The Summer We Went West were a pretty incredible band from College Park, MD.
Featuring current/ex-/former members of current D.C. sweethearts Monument, as well as Dawn Treader, Boat Water, Gentlemen, For The Agenda, (and others I'm sure), The Summer We Went West has kind of flown under the radar in comparison to projects they have played in, or friends they made while a band (like a band you may have heard of named Algernon Cadwallader), but that does not mean that they should be counted out. These guys are a great, great band.
The band began as more of an acoustic project featuring Erik Pecukonis and Anton Krupp before they enlisted their rhythm section and grew into more of a Kinsella-esque emo band. Anton explains it in TSWWW's Scene Point Blank interview, which you can find a link to below.
The 8/9 split and WMUC set features the Anton/Erik line up, and "Following The Holy Moon Goddess", the band's first full length and first release as a proper band shows progression in the group's sound by leaps and bounds. The album incorporates elements of emo, punk, folk, indie rock, and even electronica (the instrumental tracks which feature Baltimore native Frank O'Hara reading poems over the glitchy beats are actually some of the highlights of the album). The album also features TSWWW's most popular and well-known song, "Jackon Hole, Wy." which is an absolute giant of a song. I'm not sure anyone who has heard this band hasn't become obsessed with the song for at least a week or two. Pecukonis' bare-bones honesty and wild, drunken vocal deilvery is instrumental to TSWWW's power as a unit. Other highlights on the album include "Gin" and the epic nine minute long "Drive, Green Sky and Blue Grass".
My favorite release by these guys by far though is the Summer 2006 Tour CD-R. It takes all the elements that made "Following the Holy Moon Goddess" a great album, cuts the slack, and amps up the energy by a few notches. One listen to the opening track "Counting Time with Coins" should be all it takes. The album's flow is also a major accomplishment: the album swings between loud, racuous, tracks that are much louder and heavier than anything on "Following", (largely due to more band members piping up to add vocals, which gives the songs a chaotic feel), and beautiful, lilting "emo-folk" (I'm going out on a limb with that one) ballads like "Mr. Johnson", and "Red Carpet Blues," a song which is unbelievably moving both lyrically and musically. The album closes with "That Midwestern Town", which seems like it could be a kind of sequel to "Jackon Hole, Wy.".

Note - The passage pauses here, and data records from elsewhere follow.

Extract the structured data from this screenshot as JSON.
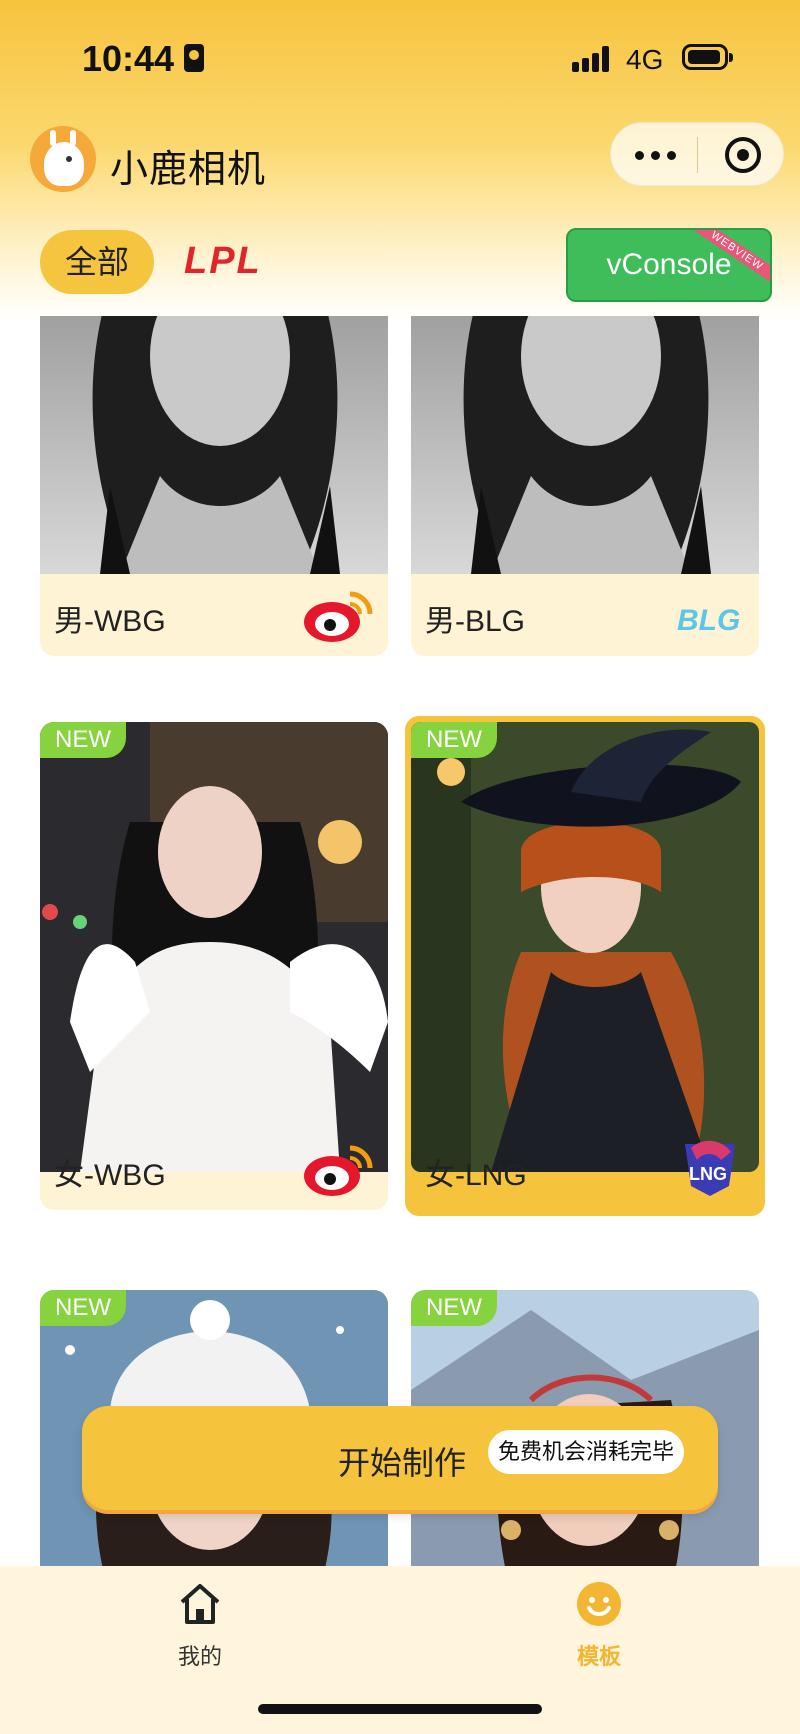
{
  "status_bar": {
    "time": "10:44",
    "network": "4G"
  },
  "app": {
    "title": "小鹿相机"
  },
  "categories": {
    "all": "全部",
    "lpl": "LPL"
  },
  "vconsole": {
    "label": "vConsole",
    "ribbon": "WEBVIEW"
  },
  "templates": [
    {
      "label": "男-WBG",
      "team_icon": "weibo-icon",
      "is_new": false,
      "selected": false
    },
    {
      "label": "男-BLG",
      "team_icon": "blg-logo-icon",
      "is_new": false,
      "selected": false
    },
    {
      "label": "女-WBG",
      "team_icon": "weibo-icon",
      "is_new": true,
      "badge": "NEW",
      "selected": false
    },
    {
      "label": "女-LNG",
      "team_icon": "lng-logo-icon",
      "is_new": true,
      "badge": "NEW",
      "selected": true
    },
    {
      "label": "",
      "is_new": true,
      "badge": "NEW",
      "selected": false
    },
    {
      "label": "",
      "is_new": true,
      "badge": "NEW",
      "selected": false
    }
  ],
  "start_button": {
    "label": "开始制作",
    "badge": "免费机会消耗完毕"
  },
  "tabbar": [
    {
      "label": "我的",
      "icon": "home-icon",
      "active": false
    },
    {
      "label": "模板",
      "icon": "smile-icon",
      "active": true
    }
  ],
  "colors": {
    "accent": "#f6c33c",
    "new_badge": "#86d33f",
    "active_tab": "#f2b632"
  }
}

The other three releases here include a drunken acoustic set at Small Brown House, a collection of b-sides compiled from their website, and their posthumous cassette release, which features some really great acoustic songs that Krupp and Pecukonis were working on early on as well as some electric tracks recorded before the band's break up. It also features the playful "Ashlee Simpson", a love ballad about...well, you can guess who, and a spoken word track with an acoustic guitar in the background while one of the band members tells a story about being on tour on the west coast, which may well be the highlight of the tape.
Really cool guys, I've had the pleasure of playing a show with Anton and hanging out with Erik, and their music, past and present, deserves to be listened to. Check it out.
Read an old interview from Secne Point Blank.
Check out the band's website here.
The posthumous cassette release was just put out by Anton (guitar/current guitarist in Monument) and is limited to 100 pieces. It can be purchased on their myspace here for the reasonable price of $5, so if you like the mp3s, BUY THE TAPE.
Here is a video of "Praise the Holy Moon Goddess", the intro to "Following the Holy Moon Goddess".
Songs From Third Rail Radio (WMUC 11/13/05)
Following the Holy Moon Goddess (2005)
Live at Small Brown House (2006)
Tour CD-R 2006
B-Sides and Demos
The Last Recordings (2009)